When I asked eCredable’s customer support to tell me more about the reporting process, I found out that the service only reports your business subscription payment, not any of your utility payments, to Dun & Bradstreet, which is the leading business credit bureau. So, for a fee, you get one account (your eCredable account) reported to D&B. The rest of your accounts (utilities, vendor accounts, etc.) will be reported to Equifax, Creditsafe, and Astonia.
How Much Does eCredable Cost?
For consumers, the cost to use eCredable Lift™ is about $24 per year, which comes to a couple bucks a month. For businesses, there is a $49.95 first-month setup fee and a recurring monthly cost of $9.95 thereafter. Both consumers and businesses may pay an additional $19.95 for manual account verification per account.
Conclusion: Is eCredable Legit?
eCredable Lift™ for business is a solid idea, comparable to Experian Boost for consumers. The company has been around for a decade without any major scandals (not public, at least), which speaks to their trustworthiness. And, I love that they report accounts for the first time within a week. This is fast.
Still, I don’t love that their information isn’t posted conspicuously. I had to reach out more than once to get the answers I was after.
Next, I also don’t love that they’re not reporting vendor or utility accounts to D&B. The eCredable subscription payment reporting is nice and could contribute to your PAYDEX score over time. But, you can pay for actual products that you need anyway with net 30 vendors who report and get something tangible for your cash while working on your score. So, it’s hard to get excited, but it’s something.
Finally, the business offer has been around for at least a few years, yet they still cannot report eCredable account subscriptions to Equifax, which leads me to question their reliability.

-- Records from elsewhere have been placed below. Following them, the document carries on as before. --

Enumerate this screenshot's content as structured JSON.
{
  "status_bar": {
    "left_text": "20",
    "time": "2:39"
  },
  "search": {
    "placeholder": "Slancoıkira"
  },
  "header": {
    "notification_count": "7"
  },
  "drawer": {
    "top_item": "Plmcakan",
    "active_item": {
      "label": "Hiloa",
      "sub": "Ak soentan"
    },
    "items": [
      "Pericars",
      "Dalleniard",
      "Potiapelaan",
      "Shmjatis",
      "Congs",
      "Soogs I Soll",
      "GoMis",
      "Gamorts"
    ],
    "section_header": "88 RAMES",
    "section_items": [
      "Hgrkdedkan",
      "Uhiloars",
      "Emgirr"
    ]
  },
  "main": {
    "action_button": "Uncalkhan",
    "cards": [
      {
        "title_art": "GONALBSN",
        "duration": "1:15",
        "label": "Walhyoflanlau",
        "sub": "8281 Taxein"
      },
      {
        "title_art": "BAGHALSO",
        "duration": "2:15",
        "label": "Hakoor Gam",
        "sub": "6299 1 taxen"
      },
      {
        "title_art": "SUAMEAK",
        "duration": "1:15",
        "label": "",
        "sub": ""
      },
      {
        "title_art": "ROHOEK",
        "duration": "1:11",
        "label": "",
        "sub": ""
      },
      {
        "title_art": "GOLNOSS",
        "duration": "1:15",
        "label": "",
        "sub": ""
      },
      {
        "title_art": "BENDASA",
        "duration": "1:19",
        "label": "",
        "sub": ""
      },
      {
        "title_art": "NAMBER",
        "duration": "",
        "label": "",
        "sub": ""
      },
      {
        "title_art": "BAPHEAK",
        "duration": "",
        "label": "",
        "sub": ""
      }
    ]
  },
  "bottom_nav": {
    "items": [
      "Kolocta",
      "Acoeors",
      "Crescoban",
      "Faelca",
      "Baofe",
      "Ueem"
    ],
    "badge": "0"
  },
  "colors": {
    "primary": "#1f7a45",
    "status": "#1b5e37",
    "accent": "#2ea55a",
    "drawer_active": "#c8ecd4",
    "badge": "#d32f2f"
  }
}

Conclusion: enter at your own risk.
Don’t take this the wrong way — I still have hope. If you have a bit of money to spare, it can’t hurt. Plus, a few more positive user reviews and a bit of transparency could go a long way for eCredable. So, if you have experience with the platform, I would love to hear your story. If you want to learn a trusted framework to get $100K in business credit in 30 days, join Business Credit Workshop today.